Want to roam the Aussie political landscape visually. Try the Google maplet, which provides an entry point to lots of articles and data.
Want to munch through election data, making choices and seeing the info morph in front of you.
Want to hold candidates accountable for their votes and stands; use the specialized Google search to find out the info you need.
Lots more gadgets and ways into the info.
Take the tour here.
Say what you will about global domination, the company's been remarkably consistent in its mission statement to organize the world's information. Hugely important, in this new Internet multimedia age, Google doesn't get hung up on media type or source, as traditional journalists do. It corrals it all and is learning better how to present it. No editors to guide the process. Well, Google trusts users to sort it out, and increasingly we are.
As Alan points out, the effort is another one that is sure to leach traffic away from news websites (he's got some good analysis of where Google/YouTube traffic stands now, compared to major news brands). And he counsels that U.S. news websites better get ready for the challenge.
Just this week, in fact, the Star Tribune launched its own attempt to corral some of that traffic, with a new site, "Politically Connected." One pledge: it won't be boring, as explained here by Strib editor Nancy Barnes.
It's handsome out of the box, best so far at putting all the paper's related content on one page. It presents graphics well (a Senate race one portraying incumbent Norm Coleman's challenge here), offers a few staff blogs and a "My Vote" feature, allowing you to get customized election contests for your address. It's a good start, but will have Google (and other national sites examples) to compete against. That means it will need to ramp up video inclusion, inclusion or at least links to the wealth of good, non-staff political blogs and let readers roam around in deep databases to plumb campaign financing and votes.
Politically Connected editor Dennis McGrath says more is indeed on the way. On video: "Right now, as you can see, we don't feature video on the site with a video player or any other device. That's a temporary situation....We certainly do intend to add that dimension to our site and, in fact, the home page was designed with the not-too-distant addition of a video player in mind...." On blogs: "Right now, we're giving the most prominent positions for our own blogs.

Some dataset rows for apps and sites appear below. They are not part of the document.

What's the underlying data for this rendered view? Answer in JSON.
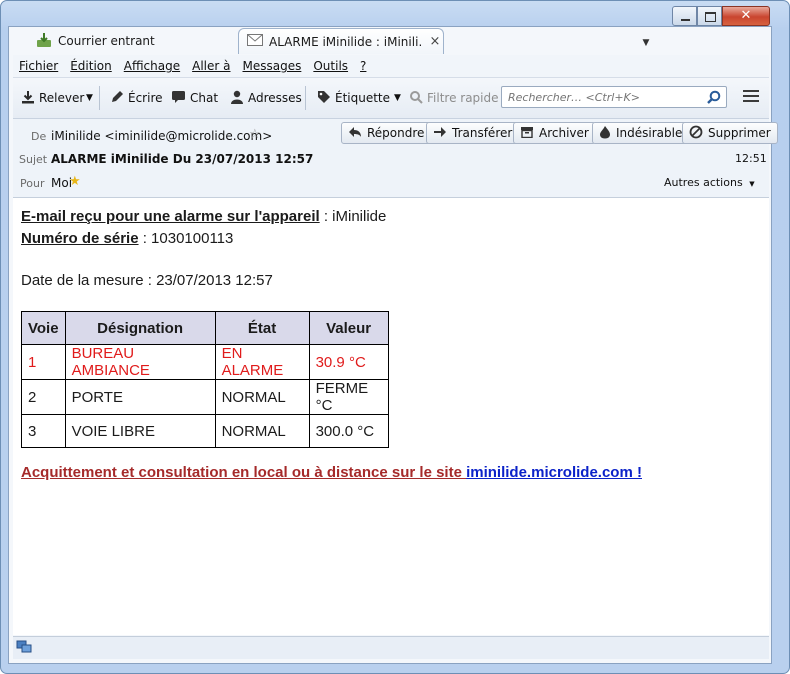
{
  "tabs": [
    {
      "label": "Courrier entrant",
      "icon": "inbox-icon"
    },
    {
      "label": "ALARME iMinilide : iMinili…",
      "icon": "envelope-icon",
      "close": "×"
    }
  ],
  "menubar": [
    "Fichier",
    "Édition",
    "Affichage",
    "Aller à",
    "Messages",
    "Outils",
    "?"
  ],
  "toolbar": {
    "relever": "Relever",
    "ecrire": "Écrire",
    "chat": "Chat",
    "adresses": "Adresses",
    "etiquette": "Étiquette",
    "filtre": "Filtre rapide",
    "search_placeholder": "Rechercher… <Ctrl+K>"
  },
  "header": {
    "from_label": "De",
    "from_value": "iMinilide <iminilide@microlide.com>",
    "subject_label": "Sujet",
    "subject_value": "ALARME iMinilide Du 23/07/2013 12:57",
    "time": "12:51",
    "to_label": "Pour",
    "to_value": "Moi",
    "other_actions": "Autres actions",
    "buttons": {
      "repondre": "Répondre",
      "transferer": "Transférer",
      "archiver": "Archiver",
      "indesirable": "Indésirable",
      "supprimer": "Supprimer"
    }
  },
  "body": {
    "line1_label": "E-mail reçu pour une alarme sur l'appareil",
    "line1_value": " : iMinilide",
    "line2_label": "Numéro de série",
    "line2_value": " : 1030100113",
    "date_line": "Date de la mesure : 23/07/2013 12:57",
    "table": {
      "headers": [
        "Voie",
        "Désignation",
        "État",
        "Valeur"
      ],
      "rows": [
        [
          "1",
          "BUREAU AMBIANCE",
          "EN ALARME",
          "30.9 °C"
        ],
        [
          "2",
          "PORTE",
          "NORMAL",
          "FERME °C"
        ],
        [
          "3",
          "VOIE LIBRE",
          "NORMAL",
          "300.0 °C"
        ]
      ]
    },
    "footer_text": "Acquittement et consultation en local ou à distance sur le site ",
    "footer_link": "iminilide.microlide.com !"
  },
  "colors": {
    "alarm": "#e01b1b",
    "footer": "#a52a2a",
    "link": "#0b22c9",
    "table_header": "#d9d9ea"
  }
}
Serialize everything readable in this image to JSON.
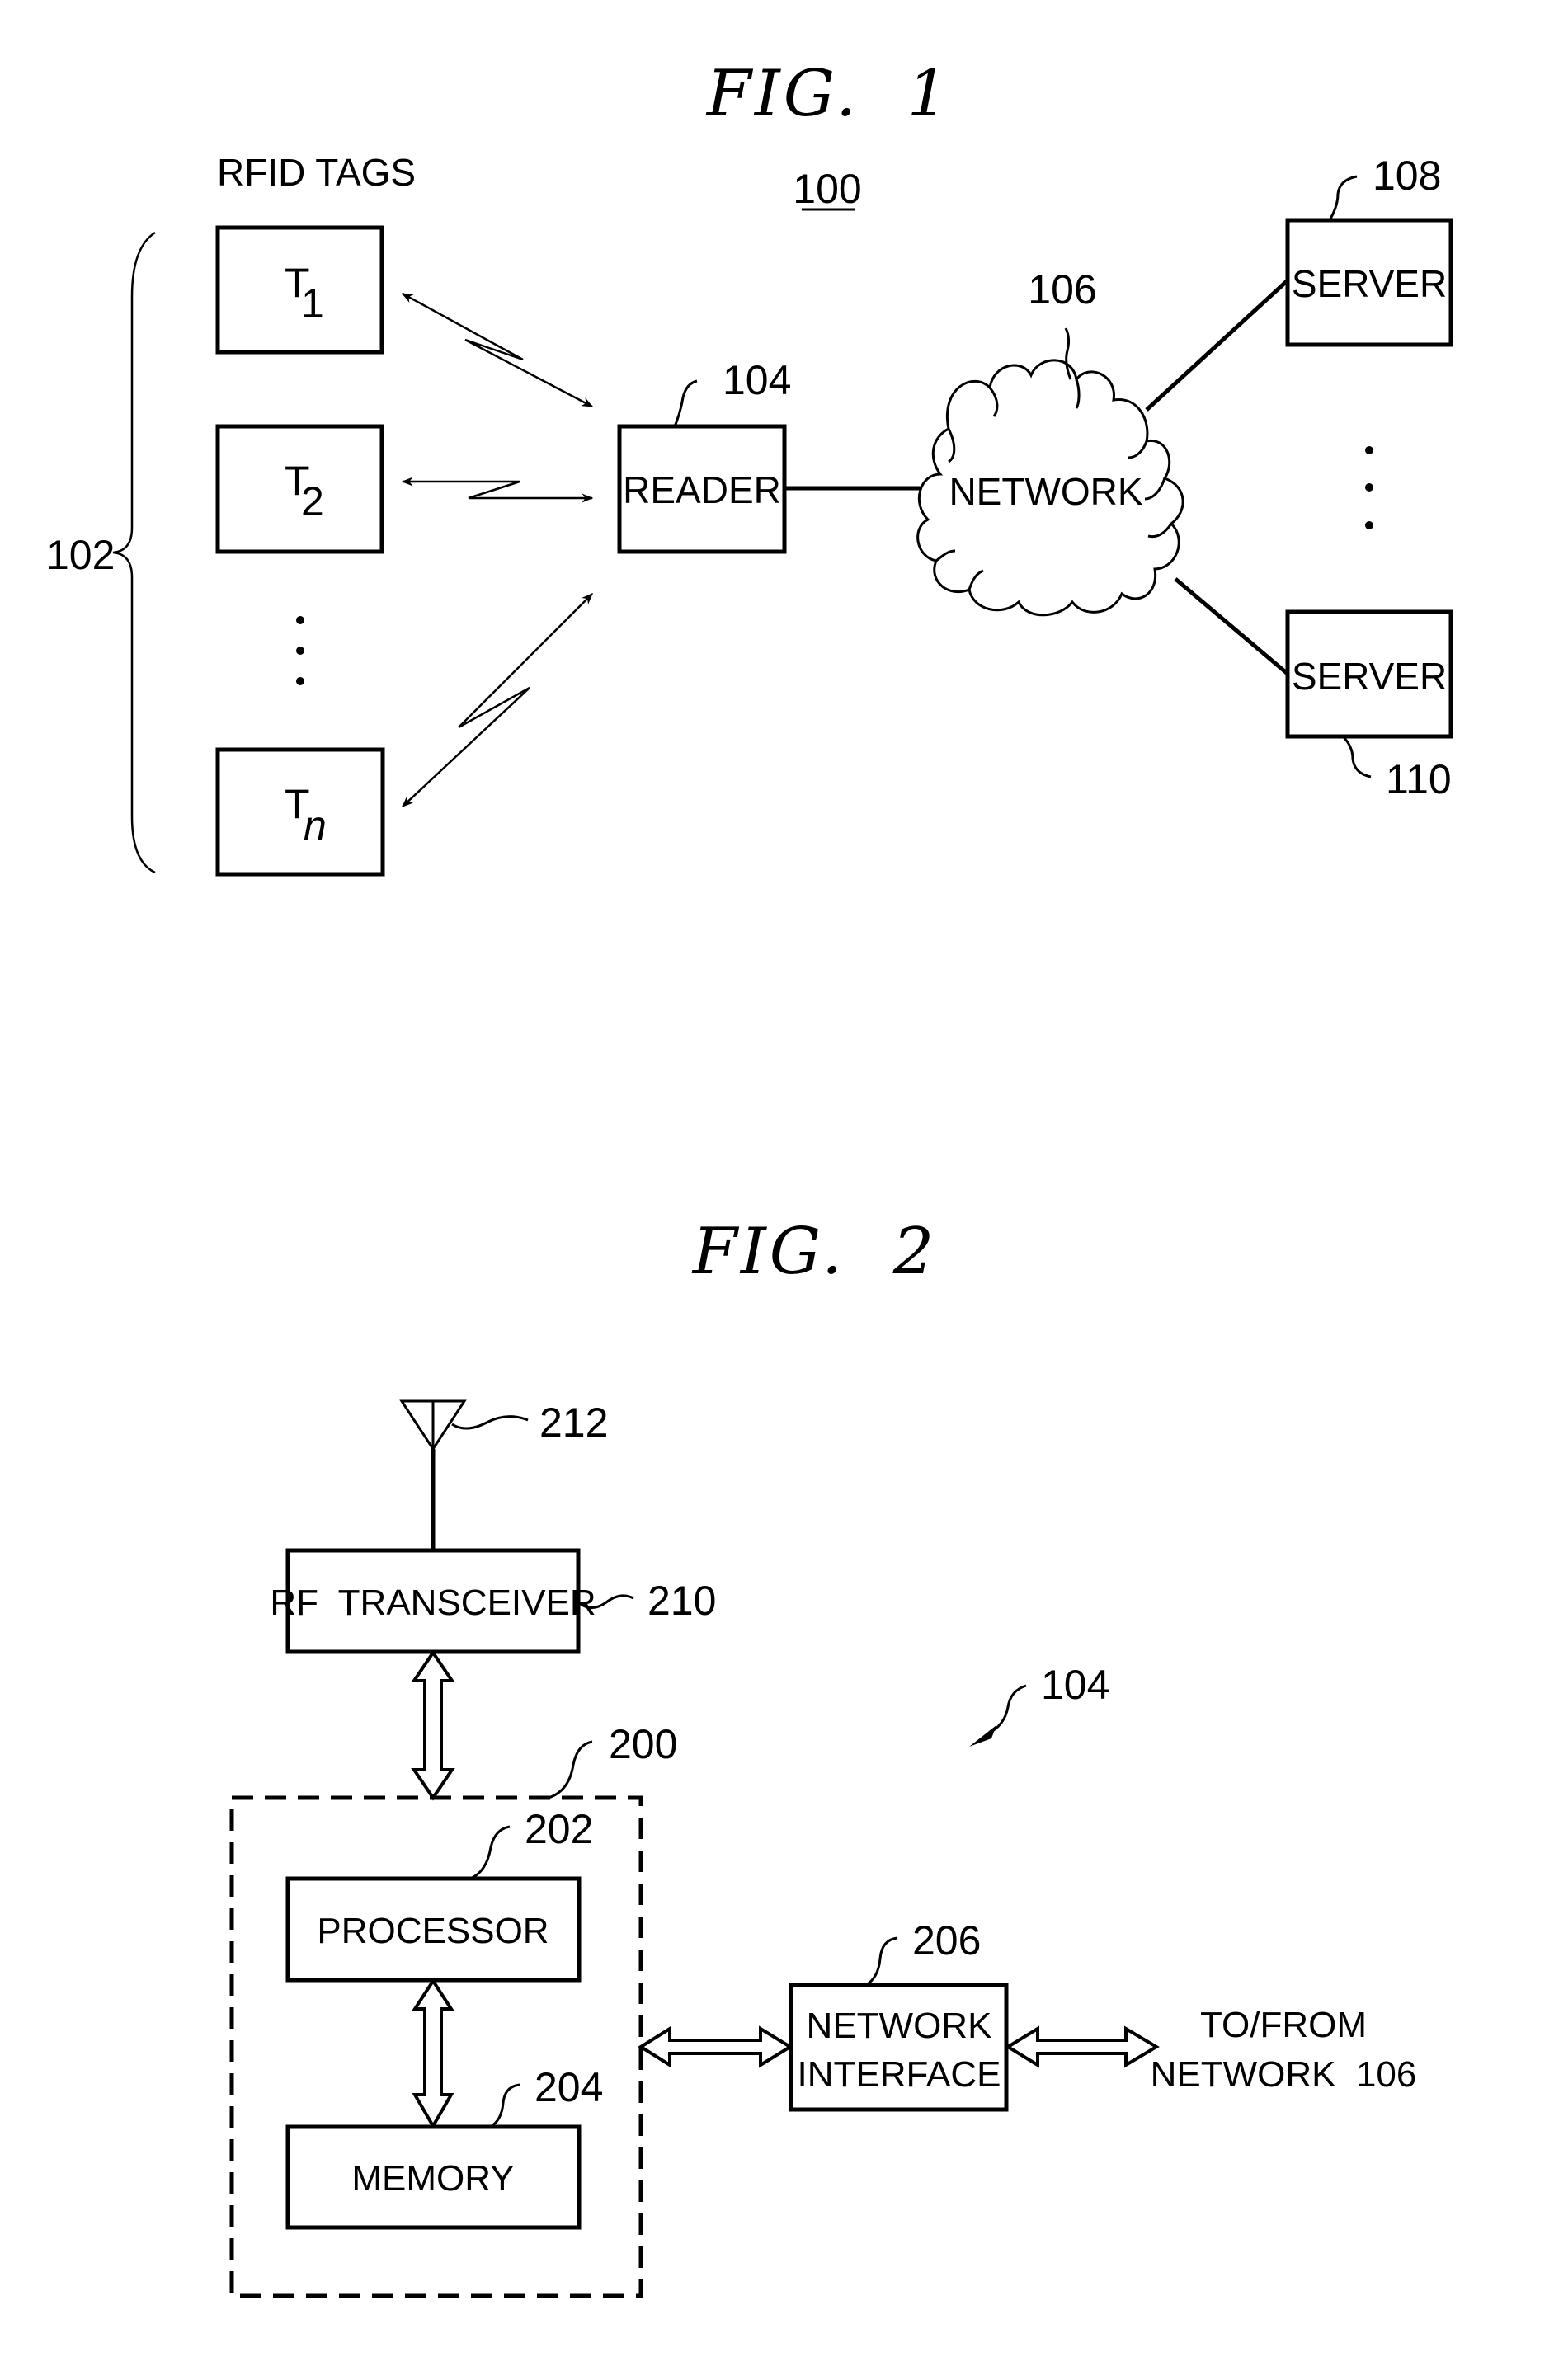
{
  "fig1": {
    "title": "FIG.  1",
    "ref_system": "100",
    "tags_heading": "RFID TAGS",
    "tags_group_ref": "102",
    "tags": [
      {
        "main": "T",
        "sub": "1"
      },
      {
        "main": "T",
        "sub": "2"
      },
      {
        "main": "T",
        "sub": "n"
      }
    ],
    "reader": {
      "label": "READER",
      "ref": "104"
    },
    "network": {
      "label": "NETWORK",
      "ref": "106"
    },
    "servers": [
      {
        "label": "SERVER",
        "ref": "108"
      },
      {
        "label": "SERVER",
        "ref": "110"
      }
    ]
  },
  "fig2": {
    "title": "FIG.  2",
    "overall_ref": "104",
    "antenna_ref": "212",
    "rf_transceiver": {
      "label": "RF  TRANSCEIVER",
      "ref": "210"
    },
    "controller_ref": "200",
    "processor": {
      "label": "PROCESSOR",
      "ref": "202"
    },
    "memory": {
      "label": "MEMORY",
      "ref": "204"
    },
    "network_interface": {
      "line1": "NETWORK",
      "line2": "INTERFACE",
      "ref": "206"
    },
    "external": {
      "line1": "TO/FROM",
      "line2": "NETWORK  106"
    }
  }
}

But we are pulling in blog feeds from around the web on pages like the candidate pages. On each presidential and U.S. Senate candidate page, for example, we have a module called "Blog posts featuring [candidate name]" that has a spill of 10 headline links to those blogs. We definitely are considering non-staff blogs, but have not finalized plans for that...." On databases: "We have some of that currently, including a searchable database on campaign donors [and My Vote]....And we have plans for a lot more interactivity, but I don't want to disclose those yet."
Nationally, we can see what the New York Times is up to, more Google-like, but quite NYT-centered. And I recall what the Austin paper and Pluck were up to, in the last election, trying to give candidates their own digital HQ on the web. The politics page is still up with some worthwhile Texas political blog content.
But the question for all news publishers, especially the local ones, is whether they can quickly assemble a set of content (their own and others) and tools to more greatly please the reader than the GooglePlex is planning to offer. Anyone know some great examples out there?